NetWellness is a global, community service providing quality, unbiased health information from our partner university faculty. NetWellness is commercial-free and does not accept advertising.
Sunday, June 26, 2016
Exercise and Fitness
High intensity exercising for aerobic fitness
I read an article recently that researchers at McMasters University conducted a study showing that doing sort, extremely high intensity sprints on a bike greatly improved overall aerobic performance. I am a 43 year old woman who has been religiously doing the Precor elliptical every morning for several years for 40 minutes per day at a relatively low intensity (heart rate 155, which for me is a rate at which I can maintain a conversation). When I go biking up hills or hiking up steep slopes, I feel exhausted. In some ways, I feel like I`ve been on a plateau. Is this type of interval training something the normal person can get a benefit from? Any health risks to worry about? http://www.fastexercise.com/?LP=20
Yes it sounds as if you could benefit from performing some Interval training. Interval Training alternates between high-intensity and low-intensity activity, which can make for good cross training. For instance, performing a 4 to 1 ratio. Four minutes working moderately, then one minute working harder (not to exceed your max heart rate). Usually you should perform a minimum of 6 cycles over the next 2 months in order to see cardiovascular improvements. This is not a workout you want to perform every workout. Try adding interval training once a week to your routine and see how it goes. You could then up your interval days to two, if you find you enjoy it.
Another way to vary intensity is to walk up hills (or increase the ramp height on exercise machines such as treadmills and elliptical fitness cross-trainers). Walking uphill requires more energy and muscle power than walking on a flat surface. On a bike, increasing the resistance of the pedals will add intensity to the workout.
Duration of a session can also be varied. For example, alternate between shorter walks (half a mile) and longer walks (one or two miles). Varying intensity and duration provides a good basis for an endurance physical activity program.

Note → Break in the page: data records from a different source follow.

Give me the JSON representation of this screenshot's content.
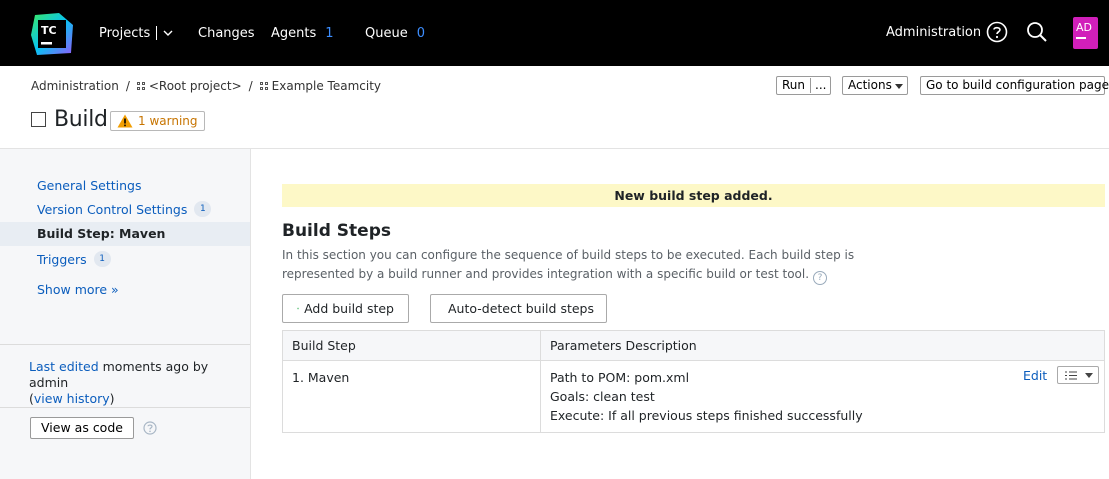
{
  "nav": {
    "projects": "Projects",
    "changes": "Changes",
    "agents": "Agents",
    "agents_count": "1",
    "queue": "Queue",
    "queue_count": "0",
    "administration": "Administration",
    "avatar_initials": "AD",
    "logo_text": "TC"
  },
  "breadcrumb": {
    "items": [
      "Administration",
      "<Root project>",
      "Example Teamcity"
    ],
    "separator": "/"
  },
  "toolbar": {
    "run": "Run",
    "run_more": "...",
    "actions": "Actions",
    "goto": "Go to build configuration page"
  },
  "page": {
    "title": "Build",
    "warning": "1 warning"
  },
  "sidebar": {
    "items": [
      {
        "label": "General Settings",
        "badge": ""
      },
      {
        "label": "Version Control Settings",
        "badge": "1"
      },
      {
        "label": "Build Step: Maven",
        "badge": ""
      },
      {
        "label": "Triggers",
        "badge": "1"
      }
    ],
    "show_more": "Show more »",
    "last_edited_link": "Last edited",
    "last_edited_text": " moments ago by admin",
    "view_history": "view history",
    "view_as_code": "View as code"
  },
  "main": {
    "notice": "New build step added.",
    "title": "Build Steps",
    "description": "In this section you can configure the sequence of build steps to be executed. Each build step is represented by a build runner and provides integration with a specific build or test tool.",
    "add_button": "Add build step",
    "auto_detect_button": "Auto-detect build steps",
    "table": {
      "headers": [
        "Build Step",
        "Parameters Description"
      ],
      "rows": [
        {
          "step": "1. Maven",
          "params": [
            "Path to POM: pom.xml",
            "Goals: clean test",
            "Execute: If all previous steps finished successfully"
          ],
          "edit": "Edit"
        }
      ]
    }
  },
  "colors": {
    "topbar": "#000000",
    "link": "#0b5dbd",
    "notice_bg": "#fdf8c7",
    "avatar": "#d11fba",
    "warning": "#c77400"
  }
}
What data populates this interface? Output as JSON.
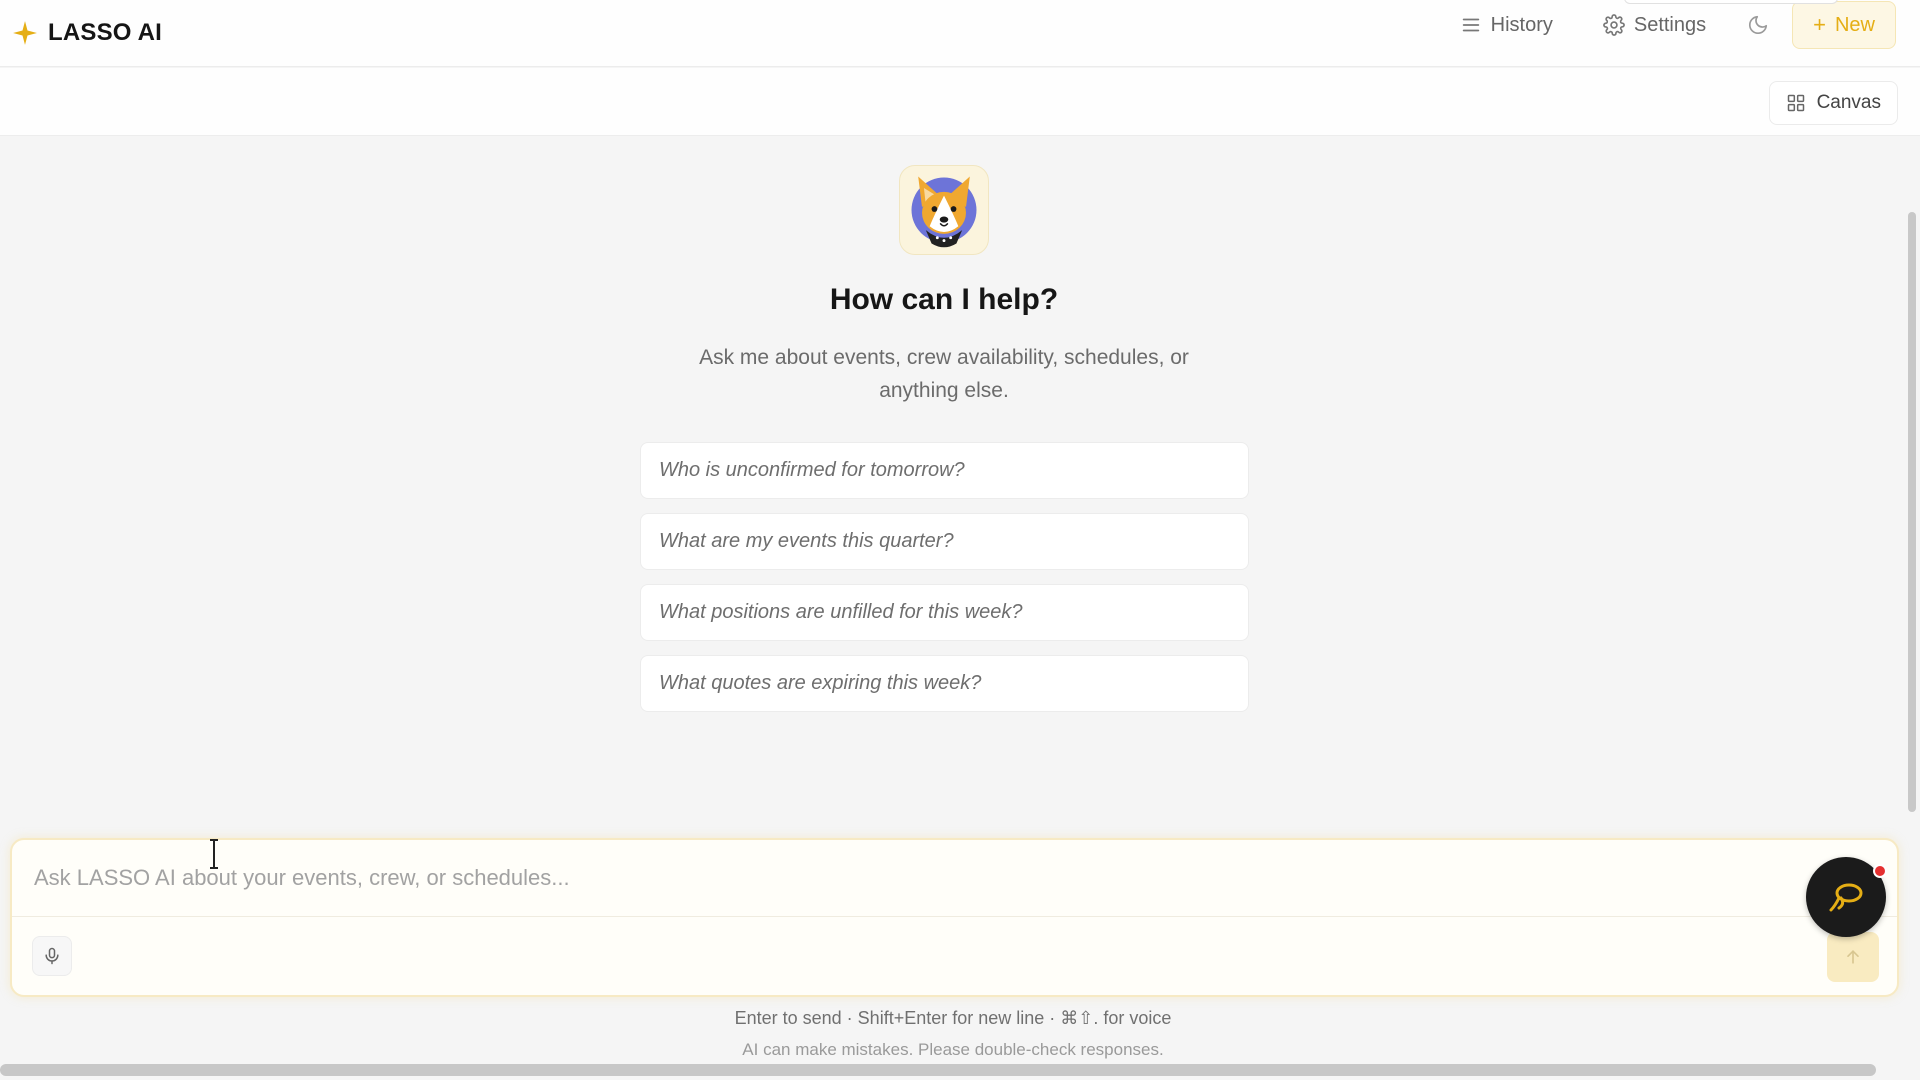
{
  "app": {
    "name": "LASSO AI",
    "accent_color": "#E5AE15"
  },
  "header": {
    "history_label": "History",
    "settings_label": "Settings",
    "new_label": "New",
    "icons": {
      "brand": "sparkle-star-icon",
      "history": "menu-lines-icon",
      "settings": "gear-icon",
      "theme": "moon-icon",
      "new": "plus-icon"
    }
  },
  "subbar": {
    "canvas_label": "Canvas",
    "canvas_icon": "grid-icon"
  },
  "main": {
    "avatar_icon": "corgi-mascot-icon",
    "heading": "How can I help?",
    "subtext": "Ask me about events, crew availability, schedules, or anything else.",
    "suggestions": [
      "Who is unconfirmed for tomorrow?",
      "What are my events this quarter?",
      "What positions are unfilled for this week?",
      "What quotes are expiring this week?"
    ]
  },
  "composer": {
    "placeholder": "Ask LASSO AI about your events, crew, or schedules...",
    "value": "",
    "mic_icon": "microphone-icon",
    "send_icon": "arrow-up-icon",
    "assistant_icon": "lasso-loop-icon"
  },
  "footer": {
    "hint": "Enter to send · Shift+Enter for new line · ⌘⇧. for voice",
    "disclaimer": "AI can make mistakes. Please double-check responses."
  }
}
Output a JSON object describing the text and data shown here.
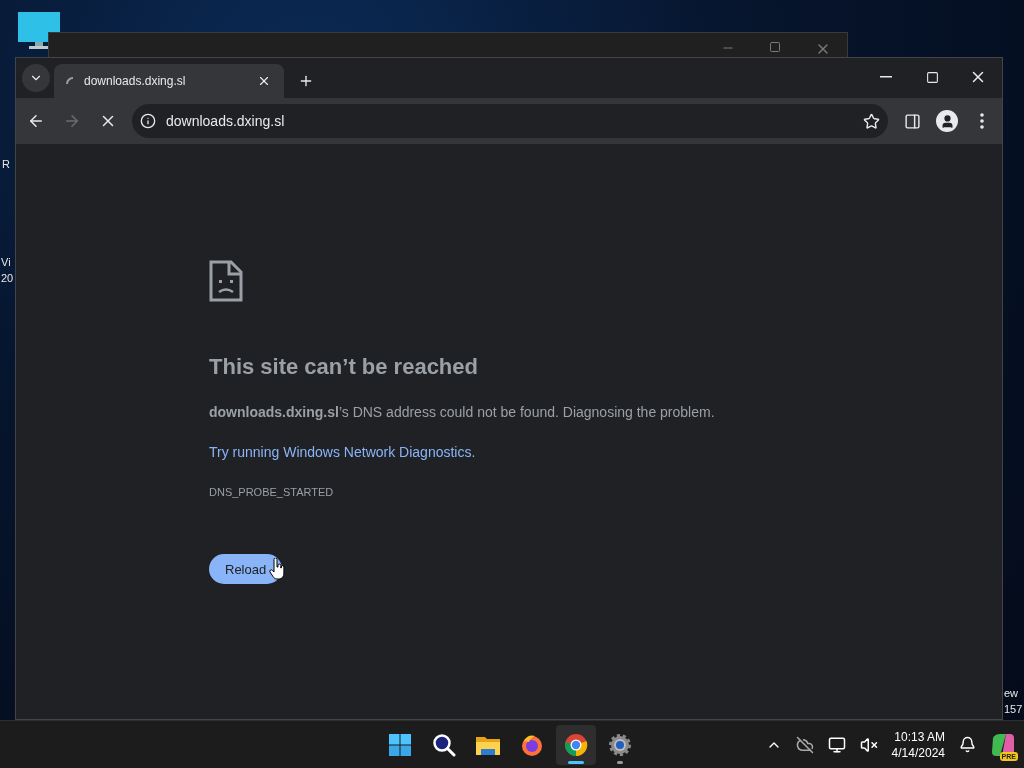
{
  "desktop": {
    "label_fragments": [
      {
        "lines": [
          "R"
        ]
      },
      {
        "lines": [
          "Vi",
          "20"
        ]
      },
      {
        "lines": [
          "ew",
          "157"
        ]
      }
    ]
  },
  "browser": {
    "tabs": [
      {
        "title": "downloads.dxing.sl",
        "selected": true,
        "loading": true
      }
    ],
    "address": "downloads.dxing.sl",
    "page": {
      "heading": "This site can’t be reached",
      "message": "**downloads.dxing.sl**’s DNS address could not be found. Diagnosing the problem.",
      "link": "Try running Windows Network Diagnostics.",
      "error_code": "DNS_PROBE_STARTED",
      "button": "Reload"
    }
  },
  "taskbar": {
    "apps": [
      {
        "kind": "start",
        "active": false,
        "running": false
      },
      {
        "kind": "search",
        "active": false,
        "running": false
      },
      {
        "kind": "files",
        "active": false,
        "running": false
      },
      {
        "kind": "firefox",
        "active": false,
        "running": false
      },
      {
        "kind": "chrome",
        "active": true,
        "running": true
      },
      {
        "kind": "settings",
        "active": false,
        "running": true
      }
    ],
    "time": "10:13 AM",
    "date": "4/14/2024",
    "copilot_badge": "PRE"
  }
}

Enjoy your exercise program.
Fitness Center at CARE\Crawley
University of Cincinnati